=== AIM OF THE TASK ===
Copy out all lines of the records in which the word "Taufkirchen" appears.

=== Website and app data records ===
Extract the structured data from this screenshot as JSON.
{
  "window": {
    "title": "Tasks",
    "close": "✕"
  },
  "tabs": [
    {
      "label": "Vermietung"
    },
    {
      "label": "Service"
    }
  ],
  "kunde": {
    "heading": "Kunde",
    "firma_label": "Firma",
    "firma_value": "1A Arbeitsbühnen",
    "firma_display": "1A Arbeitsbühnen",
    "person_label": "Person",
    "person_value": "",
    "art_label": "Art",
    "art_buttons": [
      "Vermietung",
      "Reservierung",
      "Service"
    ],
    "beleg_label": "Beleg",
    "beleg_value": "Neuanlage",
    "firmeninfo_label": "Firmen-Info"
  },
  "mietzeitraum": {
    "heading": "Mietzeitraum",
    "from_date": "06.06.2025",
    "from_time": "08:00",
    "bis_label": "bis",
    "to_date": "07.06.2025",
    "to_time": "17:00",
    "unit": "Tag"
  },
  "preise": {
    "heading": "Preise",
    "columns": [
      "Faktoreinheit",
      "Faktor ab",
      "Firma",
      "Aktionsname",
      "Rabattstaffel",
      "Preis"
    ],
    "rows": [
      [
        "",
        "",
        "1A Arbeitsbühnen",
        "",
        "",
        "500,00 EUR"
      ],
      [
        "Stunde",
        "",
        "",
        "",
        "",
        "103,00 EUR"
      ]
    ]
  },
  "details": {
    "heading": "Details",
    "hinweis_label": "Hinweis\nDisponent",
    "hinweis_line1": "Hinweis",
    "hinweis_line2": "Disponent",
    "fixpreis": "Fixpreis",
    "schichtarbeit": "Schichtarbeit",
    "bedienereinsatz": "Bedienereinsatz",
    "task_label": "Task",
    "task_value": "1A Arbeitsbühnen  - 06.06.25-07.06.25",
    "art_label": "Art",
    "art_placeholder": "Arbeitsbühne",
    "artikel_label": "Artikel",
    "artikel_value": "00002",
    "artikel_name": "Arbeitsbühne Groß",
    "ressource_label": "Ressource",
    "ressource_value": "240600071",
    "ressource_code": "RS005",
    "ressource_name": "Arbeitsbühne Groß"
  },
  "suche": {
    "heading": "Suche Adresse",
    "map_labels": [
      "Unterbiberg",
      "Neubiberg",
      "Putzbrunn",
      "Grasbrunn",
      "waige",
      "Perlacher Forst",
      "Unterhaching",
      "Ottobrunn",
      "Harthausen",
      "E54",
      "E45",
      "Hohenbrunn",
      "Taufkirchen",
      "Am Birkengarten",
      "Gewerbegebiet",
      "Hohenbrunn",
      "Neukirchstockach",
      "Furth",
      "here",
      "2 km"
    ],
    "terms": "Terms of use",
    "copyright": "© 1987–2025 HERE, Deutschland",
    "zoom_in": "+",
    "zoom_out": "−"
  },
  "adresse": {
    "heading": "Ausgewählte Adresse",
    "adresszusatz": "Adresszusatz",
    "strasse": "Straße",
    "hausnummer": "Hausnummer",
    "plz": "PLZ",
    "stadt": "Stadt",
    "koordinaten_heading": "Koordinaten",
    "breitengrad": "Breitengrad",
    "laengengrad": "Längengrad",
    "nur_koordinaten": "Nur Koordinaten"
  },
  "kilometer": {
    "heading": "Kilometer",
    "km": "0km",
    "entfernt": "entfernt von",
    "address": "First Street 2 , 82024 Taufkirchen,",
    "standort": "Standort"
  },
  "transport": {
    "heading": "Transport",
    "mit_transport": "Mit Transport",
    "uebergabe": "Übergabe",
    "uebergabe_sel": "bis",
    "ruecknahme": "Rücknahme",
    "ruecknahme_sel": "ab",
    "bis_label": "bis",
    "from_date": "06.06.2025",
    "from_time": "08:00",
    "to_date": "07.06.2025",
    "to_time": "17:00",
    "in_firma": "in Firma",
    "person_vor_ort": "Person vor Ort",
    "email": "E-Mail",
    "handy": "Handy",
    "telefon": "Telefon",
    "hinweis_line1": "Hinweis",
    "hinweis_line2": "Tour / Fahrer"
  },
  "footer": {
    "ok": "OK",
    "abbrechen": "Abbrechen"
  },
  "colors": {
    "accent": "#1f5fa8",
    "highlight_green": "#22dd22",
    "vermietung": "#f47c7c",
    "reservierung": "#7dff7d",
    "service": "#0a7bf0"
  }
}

=== EXERCISE OUTPUT ===
      "Taufkirchen",
    "address": "First Street 2 , 82024 Taufkirchen,",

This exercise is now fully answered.